- [SOURCE MATERIAL]
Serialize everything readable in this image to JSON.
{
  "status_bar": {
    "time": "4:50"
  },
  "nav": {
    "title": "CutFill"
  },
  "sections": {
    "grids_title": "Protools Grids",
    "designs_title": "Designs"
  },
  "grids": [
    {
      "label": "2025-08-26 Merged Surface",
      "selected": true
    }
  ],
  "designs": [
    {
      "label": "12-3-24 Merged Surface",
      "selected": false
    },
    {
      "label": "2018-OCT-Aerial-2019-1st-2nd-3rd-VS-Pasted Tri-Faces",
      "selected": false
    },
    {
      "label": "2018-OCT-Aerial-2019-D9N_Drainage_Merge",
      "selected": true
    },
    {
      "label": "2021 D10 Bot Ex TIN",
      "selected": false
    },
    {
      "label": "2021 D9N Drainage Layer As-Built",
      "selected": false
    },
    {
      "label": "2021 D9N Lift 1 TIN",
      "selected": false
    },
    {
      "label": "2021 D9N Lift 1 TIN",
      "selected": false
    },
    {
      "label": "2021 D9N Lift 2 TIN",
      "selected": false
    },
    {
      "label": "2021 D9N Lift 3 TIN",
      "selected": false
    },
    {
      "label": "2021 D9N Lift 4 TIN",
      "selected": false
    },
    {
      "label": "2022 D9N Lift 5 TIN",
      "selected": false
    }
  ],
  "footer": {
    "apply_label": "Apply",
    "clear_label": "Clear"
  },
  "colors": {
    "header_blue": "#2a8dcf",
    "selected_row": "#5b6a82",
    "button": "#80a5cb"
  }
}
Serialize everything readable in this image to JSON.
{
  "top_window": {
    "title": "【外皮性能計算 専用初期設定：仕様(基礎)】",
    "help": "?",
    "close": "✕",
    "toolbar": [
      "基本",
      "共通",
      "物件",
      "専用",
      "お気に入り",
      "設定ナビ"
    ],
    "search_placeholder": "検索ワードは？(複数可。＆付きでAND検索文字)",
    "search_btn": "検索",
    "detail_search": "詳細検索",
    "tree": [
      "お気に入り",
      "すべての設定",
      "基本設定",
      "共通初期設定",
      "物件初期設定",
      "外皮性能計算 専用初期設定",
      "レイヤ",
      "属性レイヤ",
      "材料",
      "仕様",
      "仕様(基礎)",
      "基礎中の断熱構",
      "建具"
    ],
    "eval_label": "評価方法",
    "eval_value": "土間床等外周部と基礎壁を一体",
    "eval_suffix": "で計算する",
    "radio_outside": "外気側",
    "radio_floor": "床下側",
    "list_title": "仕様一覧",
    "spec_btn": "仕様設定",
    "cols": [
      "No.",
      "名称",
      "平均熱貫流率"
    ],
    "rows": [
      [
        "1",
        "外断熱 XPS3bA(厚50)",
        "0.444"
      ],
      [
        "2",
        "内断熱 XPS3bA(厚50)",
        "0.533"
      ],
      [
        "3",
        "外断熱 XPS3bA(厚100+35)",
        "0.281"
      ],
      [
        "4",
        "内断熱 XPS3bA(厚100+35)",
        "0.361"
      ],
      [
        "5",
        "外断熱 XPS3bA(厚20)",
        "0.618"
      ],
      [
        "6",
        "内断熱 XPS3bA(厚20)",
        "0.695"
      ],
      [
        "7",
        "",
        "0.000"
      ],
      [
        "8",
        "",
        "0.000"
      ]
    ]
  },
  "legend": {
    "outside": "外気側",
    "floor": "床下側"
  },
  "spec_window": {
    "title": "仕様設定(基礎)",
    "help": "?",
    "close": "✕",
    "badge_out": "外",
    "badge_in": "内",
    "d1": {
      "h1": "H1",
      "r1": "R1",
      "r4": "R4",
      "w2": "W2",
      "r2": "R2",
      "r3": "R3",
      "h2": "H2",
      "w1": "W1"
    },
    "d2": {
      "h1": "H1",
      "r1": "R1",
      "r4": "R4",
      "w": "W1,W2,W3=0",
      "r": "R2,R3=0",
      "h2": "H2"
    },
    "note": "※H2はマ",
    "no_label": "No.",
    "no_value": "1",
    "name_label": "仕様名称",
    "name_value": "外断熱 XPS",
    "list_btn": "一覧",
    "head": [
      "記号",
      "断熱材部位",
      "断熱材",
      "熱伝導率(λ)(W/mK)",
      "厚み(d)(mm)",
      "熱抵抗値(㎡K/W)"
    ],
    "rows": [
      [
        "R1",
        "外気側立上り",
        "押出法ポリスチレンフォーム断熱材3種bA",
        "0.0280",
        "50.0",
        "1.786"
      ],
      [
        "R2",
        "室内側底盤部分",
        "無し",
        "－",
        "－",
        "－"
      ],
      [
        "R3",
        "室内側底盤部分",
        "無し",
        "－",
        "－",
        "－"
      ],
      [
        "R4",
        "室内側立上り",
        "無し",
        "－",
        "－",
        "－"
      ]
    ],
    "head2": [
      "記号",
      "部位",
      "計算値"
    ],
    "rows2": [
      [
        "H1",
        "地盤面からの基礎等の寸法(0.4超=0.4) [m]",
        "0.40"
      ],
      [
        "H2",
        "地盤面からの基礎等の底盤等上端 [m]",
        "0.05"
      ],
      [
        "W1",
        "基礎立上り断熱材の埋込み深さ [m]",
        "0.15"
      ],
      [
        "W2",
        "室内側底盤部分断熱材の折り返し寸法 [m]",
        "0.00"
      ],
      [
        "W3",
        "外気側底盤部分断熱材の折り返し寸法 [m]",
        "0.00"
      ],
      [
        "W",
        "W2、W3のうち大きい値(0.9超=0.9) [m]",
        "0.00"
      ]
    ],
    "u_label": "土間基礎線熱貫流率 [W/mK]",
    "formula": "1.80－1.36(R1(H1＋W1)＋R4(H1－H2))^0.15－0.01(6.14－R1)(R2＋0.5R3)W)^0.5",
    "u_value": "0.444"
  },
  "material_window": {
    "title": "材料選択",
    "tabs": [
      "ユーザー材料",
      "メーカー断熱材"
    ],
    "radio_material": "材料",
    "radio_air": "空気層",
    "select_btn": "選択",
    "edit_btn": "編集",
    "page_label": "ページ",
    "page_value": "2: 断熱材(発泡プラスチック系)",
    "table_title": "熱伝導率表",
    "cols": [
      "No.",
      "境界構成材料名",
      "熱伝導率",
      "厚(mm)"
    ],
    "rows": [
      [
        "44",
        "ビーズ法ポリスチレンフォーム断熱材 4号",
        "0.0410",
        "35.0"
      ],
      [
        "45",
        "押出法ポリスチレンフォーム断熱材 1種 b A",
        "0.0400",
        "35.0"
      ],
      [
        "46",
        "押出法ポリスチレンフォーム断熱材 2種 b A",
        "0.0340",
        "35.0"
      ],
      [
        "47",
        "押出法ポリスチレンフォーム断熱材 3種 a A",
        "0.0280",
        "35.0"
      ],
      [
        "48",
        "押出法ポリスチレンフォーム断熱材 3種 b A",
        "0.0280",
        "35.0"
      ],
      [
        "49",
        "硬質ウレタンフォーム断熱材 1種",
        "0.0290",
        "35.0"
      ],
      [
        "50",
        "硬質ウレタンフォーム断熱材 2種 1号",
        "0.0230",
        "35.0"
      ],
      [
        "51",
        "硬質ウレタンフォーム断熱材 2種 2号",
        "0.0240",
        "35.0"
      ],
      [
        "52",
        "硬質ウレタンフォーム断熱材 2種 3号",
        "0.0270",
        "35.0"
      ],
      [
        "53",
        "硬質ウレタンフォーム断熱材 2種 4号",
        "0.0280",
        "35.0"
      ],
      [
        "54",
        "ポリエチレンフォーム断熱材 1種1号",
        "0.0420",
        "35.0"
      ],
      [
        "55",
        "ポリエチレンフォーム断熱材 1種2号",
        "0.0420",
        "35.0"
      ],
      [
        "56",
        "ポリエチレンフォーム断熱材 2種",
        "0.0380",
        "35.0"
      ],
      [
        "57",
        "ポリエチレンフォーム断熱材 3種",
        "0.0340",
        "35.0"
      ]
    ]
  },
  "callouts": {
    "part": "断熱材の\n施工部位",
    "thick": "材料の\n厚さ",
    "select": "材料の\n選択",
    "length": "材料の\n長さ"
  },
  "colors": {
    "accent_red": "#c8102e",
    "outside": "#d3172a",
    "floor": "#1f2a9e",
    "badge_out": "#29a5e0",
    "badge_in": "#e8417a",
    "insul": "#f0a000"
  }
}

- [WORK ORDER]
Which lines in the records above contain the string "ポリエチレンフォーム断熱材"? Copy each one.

- [TASK OUTPUT]
        "ポリエチレンフォーム断熱材 1種1号",
        "ポリエチレンフォーム断熱材 1種2号",
        "ポリエチレンフォーム断熱材 2種",
        "ポリエチレンフォーム断熱材 3種",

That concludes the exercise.